“Is there any more of that rosemary?” Frey asked in the Creeds kitchen.
“No,” Weigold said.
“You are going to get those juices from the chicken,” Grandison said.
The meal was chicken, green beans, stuffing and gravy.
Not just any gravy.
“Homemade,” Grandison said.
“Scratch gravy,” Frey said.
In Portsmouth, Grandison already had a family as a young man, and he worked to support them at a gas station, where he was a manager. He took the fire department test because a friend went down to take it, too.
He said he never looked back. He worked his way up to captain.Weigold said Frey is the only legacy in their house at Creeds, meaning the child of a firefighter. But Frey noted that Grandison, a trailblazer in the Portsmouth department, has a son serving in the Beach and daughters serving in Portsmouth.
Grandison started his service in a different time, he said, putting up with “some stuff.”
“I felt I was not just going to be in the department, I was going to be part of the department,” he said, and he became part of the “brotherhood.”
He retired there and came here. When you do that, you start over, and he was initially apprehensive about going from giving orders to taking them again.
“That was the easiest change to make,” he said.
Grandison kept cooking with his colleagues in the station at Creeds, where he has now served nearly eight years. He tasted food along the way, adjusted seasoning. There are some dishes he makes that get the brass asking if they can come by.
Nearly everyone in the house cooks. Firefighters chip in for their groceries. They eat at least two meals per day, a working breakfast and dinner, together.
It’s family, Grandison said.
“Absolutely,” Weigold said.
“Yes,” Frey said.
“We watch each other’s kids grow up,” Weigold said.
The kids grow up in front of your eyes, and some go on to become firefighters.
“You see it all the time,” Frey said.
“When you’re a rookie, you’re like, ‘I’m never going to get to 25 years,” Weigold said.
“Where does it go,” Grandison said.
When he was a young man, a new fire fighter in Portsmouth, they asked whether he could cook. He said no. So he was assigned to the kitchen to learn. Forty years later, in Creeds, the men tasted the food they made.
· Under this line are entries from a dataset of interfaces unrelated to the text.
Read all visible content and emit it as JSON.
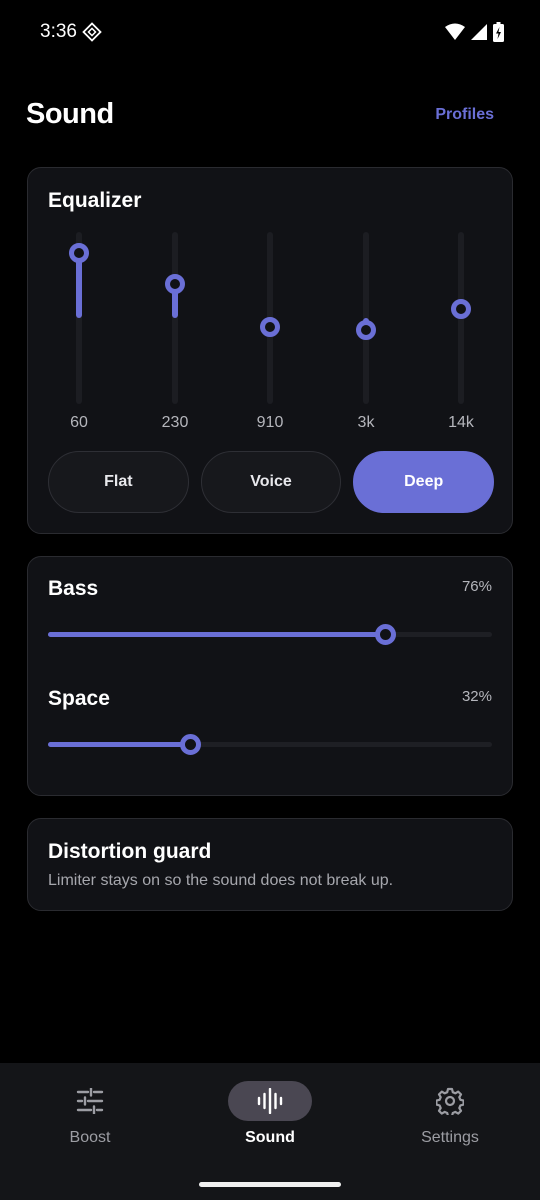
{
  "status_bar": {
    "time": "3:36"
  },
  "header": {
    "title": "Sound",
    "profiles_label": "Profiles"
  },
  "equalizer": {
    "title": "Equalizer",
    "bands": [
      {
        "label": "60",
        "level": 0.88
      },
      {
        "label": "230",
        "level": 0.7
      },
      {
        "label": "910",
        "level": 0.45
      },
      {
        "label": "3k",
        "level": 0.43
      },
      {
        "label": "14k",
        "level": 0.55
      }
    ],
    "presets": [
      {
        "label": "Flat",
        "active": false
      },
      {
        "label": "Voice",
        "active": false
      },
      {
        "label": "Deep",
        "active": true
      }
    ]
  },
  "sliders": [
    {
      "label": "Bass",
      "value_text": "76%",
      "value": 0.76
    },
    {
      "label": "Space",
      "value_text": "32%",
      "value": 0.32
    }
  ],
  "distortion_guard": {
    "title": "Distortion guard",
    "subtitle": "Limiter stays on so the sound does not break up."
  },
  "nav": {
    "items": [
      {
        "label": "Boost",
        "icon": "sliders-icon",
        "active": false
      },
      {
        "label": "Sound",
        "icon": "waveform-icon",
        "active": true
      },
      {
        "label": "Settings",
        "icon": "gear-icon",
        "active": false
      }
    ]
  },
  "colors": {
    "accent": "#6a6fd6",
    "background": "#000000",
    "card": "#111216"
  }
}
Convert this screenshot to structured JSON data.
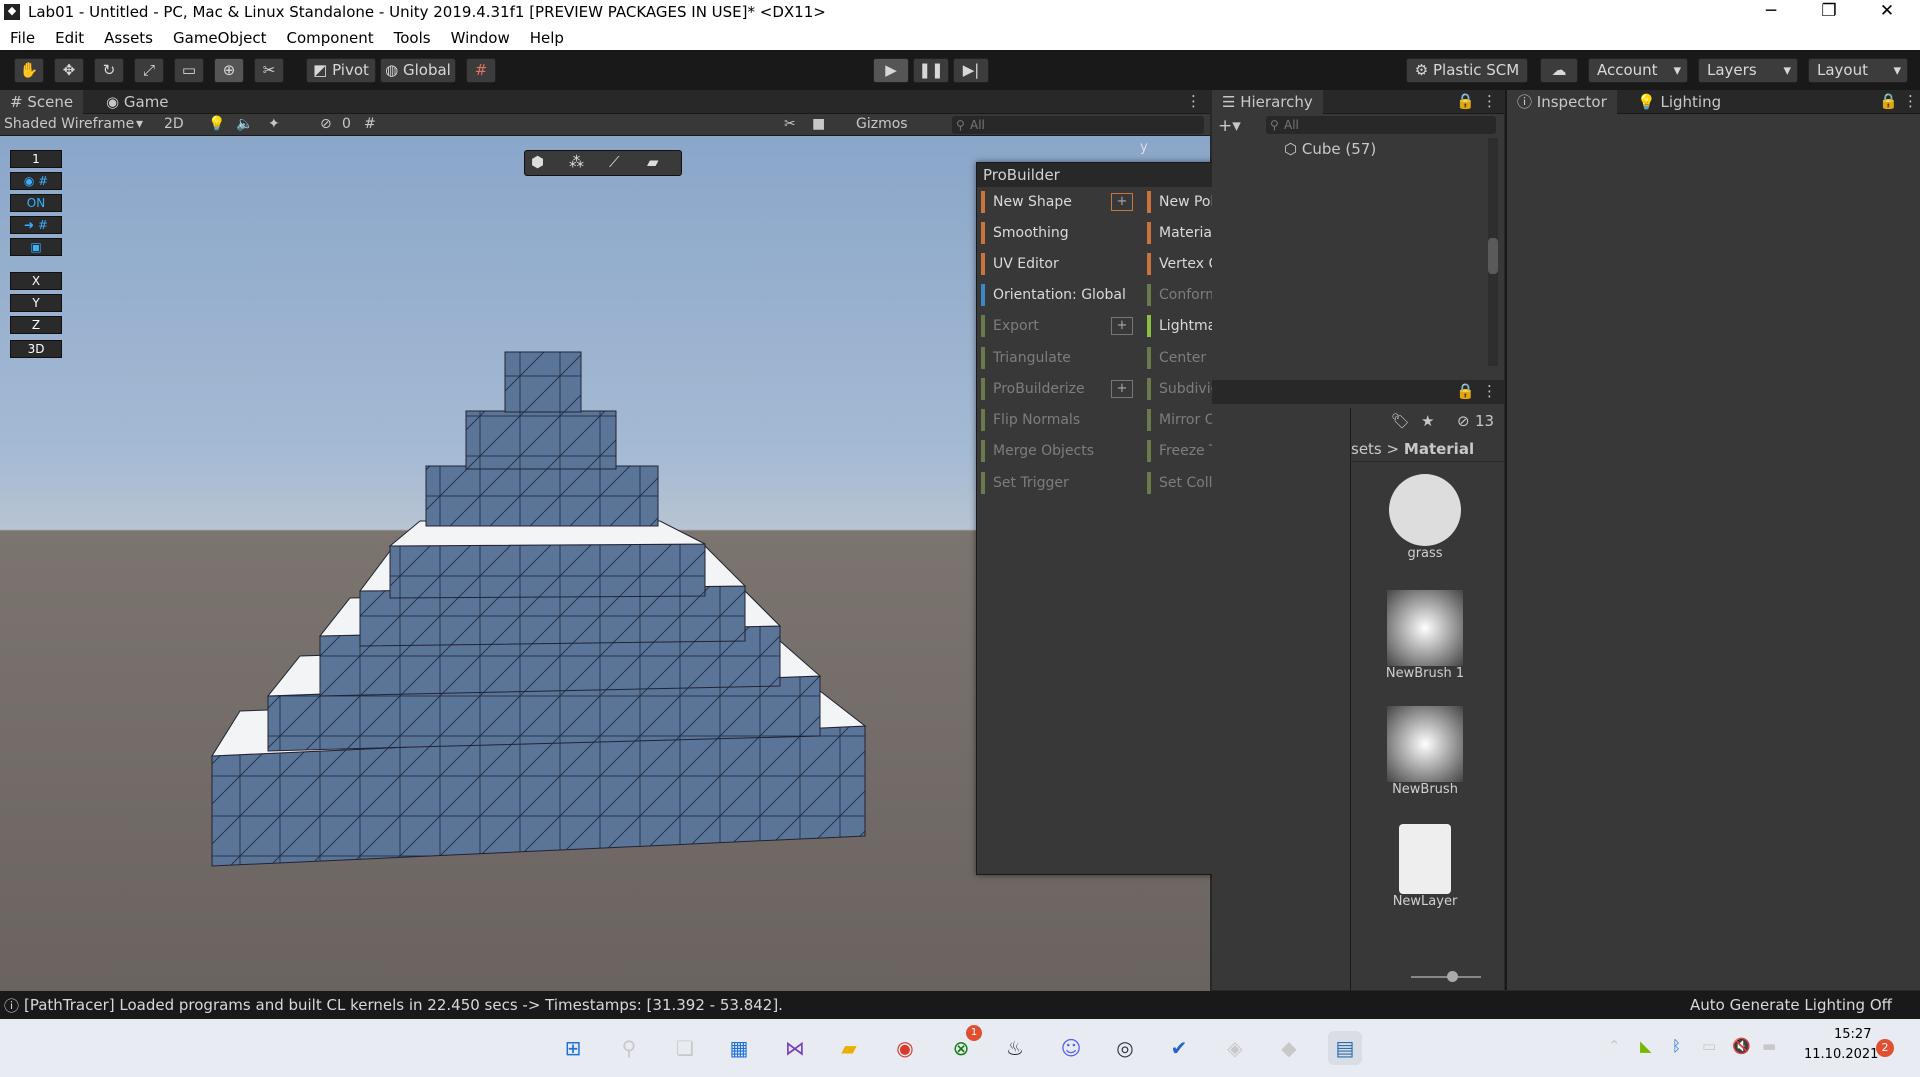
{
  "window": {
    "title": "Lab01 - Untitled - PC, Mac & Linux Standalone - Unity 2019.4.31f1 [PREVIEW PACKAGES IN USE]* <DX11>",
    "minimize": "─",
    "restore": "❐",
    "close": "✕"
  },
  "menu": [
    "File",
    "Edit",
    "Assets",
    "GameObject",
    "Component",
    "Tools",
    "Window",
    "Help"
  ],
  "toolbar": {
    "pivot": "Pivot",
    "global": "Global",
    "plastic": "Plastic SCM",
    "account": "Account",
    "layers": "Layers",
    "layout": "Layout"
  },
  "scene": {
    "tab_scene": "Scene",
    "tab_game": "Game",
    "shading": "Shaded Wireframe",
    "mode2d": "2D",
    "hidden_count": "0",
    "gizmos": "Gizmos",
    "search_placeholder": "All",
    "view_label": "y"
  },
  "overlay": {
    "num": "1",
    "on": "ON",
    "x": "X",
    "y": "Y",
    "z": "Z",
    "d3": "3D"
  },
  "probuilder": {
    "title": "ProBuilder",
    "left": [
      "New Shape",
      "Smoothing",
      "UV Editor",
      "Orientation: Global",
      "Export",
      "Triangulate",
      "ProBuilderize",
      "Flip Normals",
      "Merge Objects",
      "Set Trigger"
    ],
    "right": [
      "New Poly Shape",
      "Material Editor",
      "Vertex Colors",
      "Conform Normals",
      "Lightmap UVs",
      "Center Pivot",
      "Subdivide Object",
      "Mirror Objects",
      "Freeze Transform",
      "Set Collider"
    ]
  },
  "hierarchy": {
    "title": "Hierarchy",
    "search_placeholder": "All",
    "item": "Cube (57)"
  },
  "project": {
    "hidden_count": "13",
    "breadcrumb_prev": "sets",
    "breadcrumb_sep": ">",
    "breadcrumb_cur": "Material",
    "assets": [
      "grass",
      "NewBrush 1",
      "NewBrush",
      "NewLayer"
    ]
  },
  "inspector": {
    "tab_inspector": "Inspector",
    "tab_lighting": "Lighting"
  },
  "status": {
    "message": "[PathTracer] Loaded programs and built CL kernels in 22.450 secs -> Timestamps: [31.392 - 53.842].",
    "lighting": "Auto Generate Lighting Off"
  },
  "taskbar": {
    "time": "15:27",
    "date": "11.10.2021",
    "notif": "2",
    "xbox_badge": "1"
  }
}
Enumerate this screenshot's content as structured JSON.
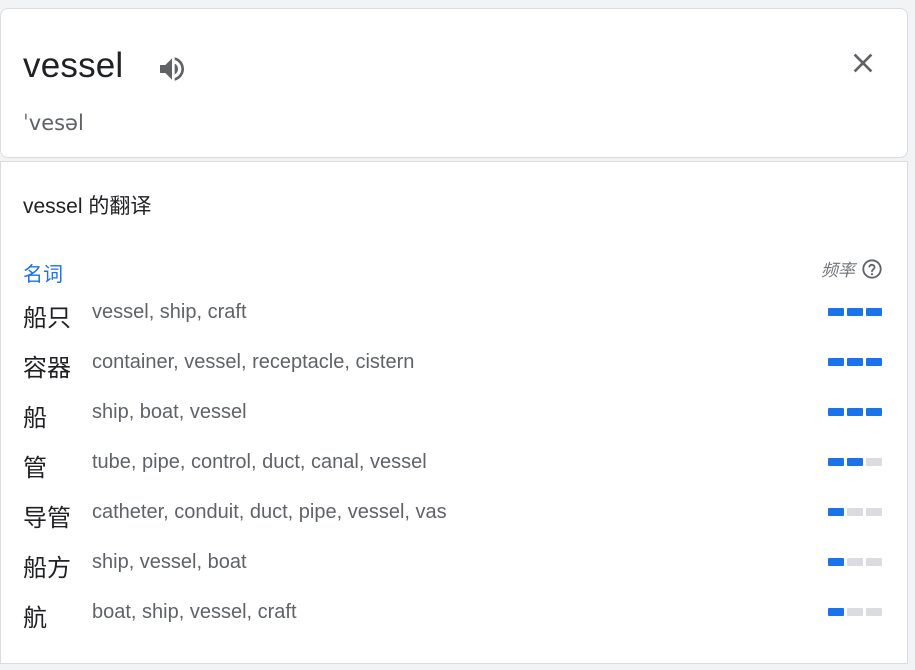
{
  "header": {
    "word": "vessel",
    "phonetic": "ˈvesəl"
  },
  "translations": {
    "title": "vessel 的翻译",
    "part_of_speech": "名词",
    "frequency_label": "频率",
    "rows": [
      {
        "term": "船只",
        "synonyms": "vessel, ship, craft",
        "frequency": 3
      },
      {
        "term": "容器",
        "synonyms": "container, vessel, receptacle, cistern",
        "frequency": 3
      },
      {
        "term": "船",
        "synonyms": "ship, boat, vessel",
        "frequency": 3
      },
      {
        "term": "管",
        "synonyms": "tube, pipe, control, duct, canal, vessel",
        "frequency": 2
      },
      {
        "term": "导管",
        "synonyms": "catheter, conduit, duct, pipe, vessel, vas",
        "frequency": 1
      },
      {
        "term": "船方",
        "synonyms": "ship, vessel, boat",
        "frequency": 1
      },
      {
        "term": "航",
        "synonyms": "boat, ship, vessel, craft",
        "frequency": 1
      }
    ]
  },
  "colors": {
    "accent": "#1a73e8",
    "inactive_bar": "#dadce0"
  },
  "icons": {
    "speaker": "speaker-icon",
    "close": "close-icon",
    "help": "help-icon"
  }
}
“It definitely needs some salt,” Weigold said.
“That’s why I’m looking for bouillon,” Grandison said.
They went with salt and pepper. That did it. Soon after, they ate.
© 2016 Pungo Publishing Co. LLC